**Dataset entries:**

↓↓↓

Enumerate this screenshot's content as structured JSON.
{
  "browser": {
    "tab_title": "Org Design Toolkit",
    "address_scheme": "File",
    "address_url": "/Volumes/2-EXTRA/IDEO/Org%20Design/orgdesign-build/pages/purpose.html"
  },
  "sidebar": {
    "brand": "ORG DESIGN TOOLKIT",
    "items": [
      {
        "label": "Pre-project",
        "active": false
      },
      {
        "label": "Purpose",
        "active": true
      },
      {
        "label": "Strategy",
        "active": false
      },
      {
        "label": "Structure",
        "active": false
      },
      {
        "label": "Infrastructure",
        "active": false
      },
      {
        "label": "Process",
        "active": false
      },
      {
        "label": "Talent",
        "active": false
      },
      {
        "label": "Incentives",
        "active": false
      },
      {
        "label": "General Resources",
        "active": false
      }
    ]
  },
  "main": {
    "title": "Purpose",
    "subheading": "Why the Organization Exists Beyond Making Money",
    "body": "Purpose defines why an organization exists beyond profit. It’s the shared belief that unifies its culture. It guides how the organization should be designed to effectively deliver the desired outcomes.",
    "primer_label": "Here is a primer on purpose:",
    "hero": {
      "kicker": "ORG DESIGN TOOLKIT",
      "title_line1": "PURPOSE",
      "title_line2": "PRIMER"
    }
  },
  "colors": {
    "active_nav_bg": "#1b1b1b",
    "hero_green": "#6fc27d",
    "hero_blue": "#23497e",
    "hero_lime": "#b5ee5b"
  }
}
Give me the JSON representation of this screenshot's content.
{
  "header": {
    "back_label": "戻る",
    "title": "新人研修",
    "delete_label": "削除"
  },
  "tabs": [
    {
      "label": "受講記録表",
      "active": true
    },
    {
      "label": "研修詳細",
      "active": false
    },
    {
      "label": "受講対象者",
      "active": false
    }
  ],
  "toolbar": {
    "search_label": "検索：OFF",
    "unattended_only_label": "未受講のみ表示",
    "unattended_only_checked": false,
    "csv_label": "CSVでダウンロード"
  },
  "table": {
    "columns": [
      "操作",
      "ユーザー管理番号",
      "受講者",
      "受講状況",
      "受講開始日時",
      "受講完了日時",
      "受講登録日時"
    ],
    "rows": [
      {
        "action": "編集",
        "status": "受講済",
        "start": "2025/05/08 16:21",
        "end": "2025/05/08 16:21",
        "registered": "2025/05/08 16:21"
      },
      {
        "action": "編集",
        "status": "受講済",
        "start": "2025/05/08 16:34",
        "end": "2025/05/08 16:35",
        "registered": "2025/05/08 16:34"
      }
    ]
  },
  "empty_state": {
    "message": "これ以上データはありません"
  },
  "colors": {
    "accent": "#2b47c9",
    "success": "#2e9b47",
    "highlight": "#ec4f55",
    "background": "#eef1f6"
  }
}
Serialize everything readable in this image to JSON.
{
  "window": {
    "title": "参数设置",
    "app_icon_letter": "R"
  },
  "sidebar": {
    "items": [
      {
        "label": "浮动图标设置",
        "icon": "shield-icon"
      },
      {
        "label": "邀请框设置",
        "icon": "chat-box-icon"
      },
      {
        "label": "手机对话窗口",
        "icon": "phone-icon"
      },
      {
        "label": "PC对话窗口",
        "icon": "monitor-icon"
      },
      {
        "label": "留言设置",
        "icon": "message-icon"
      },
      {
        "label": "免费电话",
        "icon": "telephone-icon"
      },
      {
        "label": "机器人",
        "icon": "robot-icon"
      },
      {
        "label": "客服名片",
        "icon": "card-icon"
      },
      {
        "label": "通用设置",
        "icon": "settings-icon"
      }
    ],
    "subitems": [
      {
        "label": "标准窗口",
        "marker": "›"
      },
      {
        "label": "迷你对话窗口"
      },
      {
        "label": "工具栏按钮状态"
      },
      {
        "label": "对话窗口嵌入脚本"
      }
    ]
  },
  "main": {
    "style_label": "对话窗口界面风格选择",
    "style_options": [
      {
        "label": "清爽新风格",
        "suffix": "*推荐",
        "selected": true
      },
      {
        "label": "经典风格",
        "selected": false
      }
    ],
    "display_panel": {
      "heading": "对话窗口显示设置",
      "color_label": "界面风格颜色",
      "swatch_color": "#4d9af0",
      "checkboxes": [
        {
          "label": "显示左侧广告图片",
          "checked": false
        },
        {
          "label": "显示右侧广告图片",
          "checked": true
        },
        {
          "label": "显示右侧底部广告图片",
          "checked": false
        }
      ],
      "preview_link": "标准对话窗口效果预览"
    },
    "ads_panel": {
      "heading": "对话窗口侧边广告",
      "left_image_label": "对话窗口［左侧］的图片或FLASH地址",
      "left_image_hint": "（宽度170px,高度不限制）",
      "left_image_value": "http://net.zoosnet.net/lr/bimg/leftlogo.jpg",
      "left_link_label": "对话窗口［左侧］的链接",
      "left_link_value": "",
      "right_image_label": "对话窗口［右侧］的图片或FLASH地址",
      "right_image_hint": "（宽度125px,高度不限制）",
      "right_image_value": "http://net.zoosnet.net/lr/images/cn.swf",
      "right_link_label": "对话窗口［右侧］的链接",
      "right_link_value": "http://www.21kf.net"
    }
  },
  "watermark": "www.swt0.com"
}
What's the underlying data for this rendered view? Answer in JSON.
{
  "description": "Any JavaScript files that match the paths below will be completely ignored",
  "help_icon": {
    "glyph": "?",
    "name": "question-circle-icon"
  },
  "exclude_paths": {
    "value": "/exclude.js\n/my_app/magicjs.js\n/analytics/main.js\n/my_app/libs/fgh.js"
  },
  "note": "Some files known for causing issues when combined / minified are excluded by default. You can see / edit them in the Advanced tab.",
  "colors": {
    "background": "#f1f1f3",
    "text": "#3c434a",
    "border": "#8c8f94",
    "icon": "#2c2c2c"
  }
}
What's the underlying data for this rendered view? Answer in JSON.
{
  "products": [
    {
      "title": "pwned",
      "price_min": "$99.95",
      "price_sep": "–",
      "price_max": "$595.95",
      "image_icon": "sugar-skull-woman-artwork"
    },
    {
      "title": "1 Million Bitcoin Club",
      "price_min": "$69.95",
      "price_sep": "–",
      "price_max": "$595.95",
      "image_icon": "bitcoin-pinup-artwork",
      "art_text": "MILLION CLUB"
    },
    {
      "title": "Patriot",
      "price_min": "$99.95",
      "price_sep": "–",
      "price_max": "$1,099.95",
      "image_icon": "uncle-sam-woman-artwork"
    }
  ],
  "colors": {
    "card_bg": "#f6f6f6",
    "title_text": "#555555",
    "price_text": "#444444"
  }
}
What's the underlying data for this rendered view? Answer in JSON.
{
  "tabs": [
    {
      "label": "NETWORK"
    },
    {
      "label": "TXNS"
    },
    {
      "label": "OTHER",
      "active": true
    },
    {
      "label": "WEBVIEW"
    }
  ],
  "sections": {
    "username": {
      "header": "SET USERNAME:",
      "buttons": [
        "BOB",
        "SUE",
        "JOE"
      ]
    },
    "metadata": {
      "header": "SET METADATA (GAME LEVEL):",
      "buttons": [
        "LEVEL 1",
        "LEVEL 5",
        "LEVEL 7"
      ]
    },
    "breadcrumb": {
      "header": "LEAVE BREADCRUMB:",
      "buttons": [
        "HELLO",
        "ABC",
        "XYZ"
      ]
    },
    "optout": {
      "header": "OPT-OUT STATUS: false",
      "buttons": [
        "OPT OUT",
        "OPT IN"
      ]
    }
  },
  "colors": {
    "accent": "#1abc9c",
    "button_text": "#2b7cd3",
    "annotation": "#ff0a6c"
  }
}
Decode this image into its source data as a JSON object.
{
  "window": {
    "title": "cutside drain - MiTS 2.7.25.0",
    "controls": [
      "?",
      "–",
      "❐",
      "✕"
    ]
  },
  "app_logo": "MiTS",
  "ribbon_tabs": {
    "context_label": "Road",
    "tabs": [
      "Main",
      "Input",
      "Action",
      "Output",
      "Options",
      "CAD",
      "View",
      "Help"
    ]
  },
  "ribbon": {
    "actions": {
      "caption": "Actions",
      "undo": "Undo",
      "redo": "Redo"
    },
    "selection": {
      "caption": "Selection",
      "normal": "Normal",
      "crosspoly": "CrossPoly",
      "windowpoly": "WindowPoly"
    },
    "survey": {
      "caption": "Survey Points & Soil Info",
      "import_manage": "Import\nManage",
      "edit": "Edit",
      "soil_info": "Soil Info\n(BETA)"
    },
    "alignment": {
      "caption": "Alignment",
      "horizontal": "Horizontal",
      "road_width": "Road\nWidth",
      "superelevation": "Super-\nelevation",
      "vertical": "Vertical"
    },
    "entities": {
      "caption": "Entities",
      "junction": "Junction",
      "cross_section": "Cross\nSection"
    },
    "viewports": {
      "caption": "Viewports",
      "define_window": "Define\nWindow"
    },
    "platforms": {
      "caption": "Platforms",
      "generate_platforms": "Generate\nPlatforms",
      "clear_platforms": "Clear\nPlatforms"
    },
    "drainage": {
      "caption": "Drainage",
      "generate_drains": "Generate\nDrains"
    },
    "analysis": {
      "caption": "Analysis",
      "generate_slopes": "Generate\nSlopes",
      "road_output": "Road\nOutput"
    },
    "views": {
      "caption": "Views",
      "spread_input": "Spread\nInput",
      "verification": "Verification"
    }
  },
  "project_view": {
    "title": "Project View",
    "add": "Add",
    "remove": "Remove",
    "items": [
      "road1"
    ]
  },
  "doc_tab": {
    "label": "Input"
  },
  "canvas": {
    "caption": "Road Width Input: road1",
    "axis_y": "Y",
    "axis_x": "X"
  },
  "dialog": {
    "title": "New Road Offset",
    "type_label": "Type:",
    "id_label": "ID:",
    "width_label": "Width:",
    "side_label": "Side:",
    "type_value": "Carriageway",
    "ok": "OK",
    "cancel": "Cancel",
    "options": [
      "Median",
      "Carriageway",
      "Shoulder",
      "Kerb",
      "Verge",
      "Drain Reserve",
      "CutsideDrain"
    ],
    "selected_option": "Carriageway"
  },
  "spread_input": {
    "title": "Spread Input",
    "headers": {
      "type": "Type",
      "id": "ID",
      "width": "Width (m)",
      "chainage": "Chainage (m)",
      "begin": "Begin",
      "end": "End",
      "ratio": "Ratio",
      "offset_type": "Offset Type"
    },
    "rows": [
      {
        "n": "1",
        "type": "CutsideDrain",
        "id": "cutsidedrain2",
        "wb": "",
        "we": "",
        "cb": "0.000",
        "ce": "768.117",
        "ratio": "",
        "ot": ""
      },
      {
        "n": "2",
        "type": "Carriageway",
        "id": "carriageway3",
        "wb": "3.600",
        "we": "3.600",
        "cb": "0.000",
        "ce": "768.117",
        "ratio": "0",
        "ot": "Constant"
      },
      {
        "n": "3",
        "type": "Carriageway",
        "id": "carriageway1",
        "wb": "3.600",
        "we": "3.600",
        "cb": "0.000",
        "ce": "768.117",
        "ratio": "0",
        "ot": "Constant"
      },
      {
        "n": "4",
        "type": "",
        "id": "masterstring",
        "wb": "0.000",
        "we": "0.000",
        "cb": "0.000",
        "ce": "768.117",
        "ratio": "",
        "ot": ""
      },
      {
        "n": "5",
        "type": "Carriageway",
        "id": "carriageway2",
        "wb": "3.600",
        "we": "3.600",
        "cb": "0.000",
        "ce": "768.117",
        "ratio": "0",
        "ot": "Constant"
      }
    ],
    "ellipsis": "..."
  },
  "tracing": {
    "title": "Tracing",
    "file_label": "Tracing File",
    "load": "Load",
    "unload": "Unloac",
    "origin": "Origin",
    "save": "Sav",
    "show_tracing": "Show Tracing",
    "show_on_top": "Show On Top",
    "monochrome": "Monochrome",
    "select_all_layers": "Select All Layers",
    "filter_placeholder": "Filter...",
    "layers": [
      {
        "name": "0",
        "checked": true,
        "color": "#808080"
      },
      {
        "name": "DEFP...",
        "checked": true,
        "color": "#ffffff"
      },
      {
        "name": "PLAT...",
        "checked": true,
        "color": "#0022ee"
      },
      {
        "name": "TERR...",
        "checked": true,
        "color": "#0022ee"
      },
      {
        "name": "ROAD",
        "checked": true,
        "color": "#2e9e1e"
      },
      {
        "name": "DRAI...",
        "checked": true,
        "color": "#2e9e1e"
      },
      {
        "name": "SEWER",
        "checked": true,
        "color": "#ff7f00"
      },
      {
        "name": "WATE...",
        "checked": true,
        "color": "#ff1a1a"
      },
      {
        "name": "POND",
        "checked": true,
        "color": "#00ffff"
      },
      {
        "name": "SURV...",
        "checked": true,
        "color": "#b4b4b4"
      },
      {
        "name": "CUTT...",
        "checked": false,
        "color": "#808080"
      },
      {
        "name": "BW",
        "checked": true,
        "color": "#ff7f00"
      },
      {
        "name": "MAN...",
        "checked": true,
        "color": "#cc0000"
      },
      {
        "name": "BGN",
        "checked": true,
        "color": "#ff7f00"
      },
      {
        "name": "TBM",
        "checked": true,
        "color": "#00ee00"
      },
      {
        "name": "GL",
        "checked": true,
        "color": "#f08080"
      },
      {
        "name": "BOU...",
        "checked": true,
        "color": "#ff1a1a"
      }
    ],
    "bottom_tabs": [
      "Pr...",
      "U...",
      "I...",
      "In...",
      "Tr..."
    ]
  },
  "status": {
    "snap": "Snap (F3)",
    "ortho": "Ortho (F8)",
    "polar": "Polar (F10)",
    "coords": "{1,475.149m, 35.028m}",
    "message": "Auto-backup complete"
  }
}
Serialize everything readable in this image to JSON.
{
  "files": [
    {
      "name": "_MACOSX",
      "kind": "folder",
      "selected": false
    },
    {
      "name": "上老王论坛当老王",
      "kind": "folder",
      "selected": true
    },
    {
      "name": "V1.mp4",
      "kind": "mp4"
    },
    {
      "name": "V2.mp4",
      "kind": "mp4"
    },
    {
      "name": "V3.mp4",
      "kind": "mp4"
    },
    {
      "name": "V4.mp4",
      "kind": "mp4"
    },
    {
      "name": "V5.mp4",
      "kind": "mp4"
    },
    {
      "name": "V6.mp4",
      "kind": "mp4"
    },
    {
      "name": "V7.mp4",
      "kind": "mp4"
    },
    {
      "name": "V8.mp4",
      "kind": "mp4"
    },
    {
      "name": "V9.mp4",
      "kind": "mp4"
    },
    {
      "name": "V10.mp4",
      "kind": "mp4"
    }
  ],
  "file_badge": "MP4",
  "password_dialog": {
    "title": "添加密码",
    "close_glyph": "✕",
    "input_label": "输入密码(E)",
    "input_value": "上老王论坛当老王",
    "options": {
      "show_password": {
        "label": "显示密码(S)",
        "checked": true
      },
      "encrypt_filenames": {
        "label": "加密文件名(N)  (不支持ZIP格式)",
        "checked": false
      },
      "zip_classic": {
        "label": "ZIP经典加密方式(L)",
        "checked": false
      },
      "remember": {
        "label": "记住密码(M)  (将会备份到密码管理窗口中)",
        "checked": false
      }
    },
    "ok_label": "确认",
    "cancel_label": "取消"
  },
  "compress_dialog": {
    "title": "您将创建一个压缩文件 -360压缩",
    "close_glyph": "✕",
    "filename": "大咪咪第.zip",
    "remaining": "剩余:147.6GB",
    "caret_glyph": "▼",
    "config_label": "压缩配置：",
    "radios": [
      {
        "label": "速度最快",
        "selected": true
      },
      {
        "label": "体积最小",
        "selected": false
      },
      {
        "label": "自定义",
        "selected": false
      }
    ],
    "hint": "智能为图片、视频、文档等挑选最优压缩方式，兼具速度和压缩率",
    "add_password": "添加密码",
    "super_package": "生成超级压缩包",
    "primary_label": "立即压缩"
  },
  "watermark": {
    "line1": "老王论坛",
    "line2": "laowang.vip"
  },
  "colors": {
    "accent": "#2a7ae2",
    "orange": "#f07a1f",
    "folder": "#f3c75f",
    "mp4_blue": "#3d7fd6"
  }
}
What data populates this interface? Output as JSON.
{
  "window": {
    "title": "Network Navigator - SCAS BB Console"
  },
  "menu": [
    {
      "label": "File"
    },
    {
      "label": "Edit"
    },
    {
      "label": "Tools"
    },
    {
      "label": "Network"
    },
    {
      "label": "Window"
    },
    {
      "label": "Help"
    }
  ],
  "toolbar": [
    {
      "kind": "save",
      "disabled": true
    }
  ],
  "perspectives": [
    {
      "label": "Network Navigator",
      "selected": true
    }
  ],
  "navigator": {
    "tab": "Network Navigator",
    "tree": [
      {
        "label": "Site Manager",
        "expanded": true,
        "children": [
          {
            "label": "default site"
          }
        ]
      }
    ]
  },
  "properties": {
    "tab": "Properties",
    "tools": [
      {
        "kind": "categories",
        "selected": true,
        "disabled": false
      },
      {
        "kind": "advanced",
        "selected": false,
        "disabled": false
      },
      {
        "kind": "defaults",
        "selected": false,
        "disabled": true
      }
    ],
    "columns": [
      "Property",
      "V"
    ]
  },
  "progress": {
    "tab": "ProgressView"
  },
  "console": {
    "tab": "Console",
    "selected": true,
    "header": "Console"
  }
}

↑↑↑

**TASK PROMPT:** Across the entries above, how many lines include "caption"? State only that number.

**ANSWER TO THE PROBLEM:** 11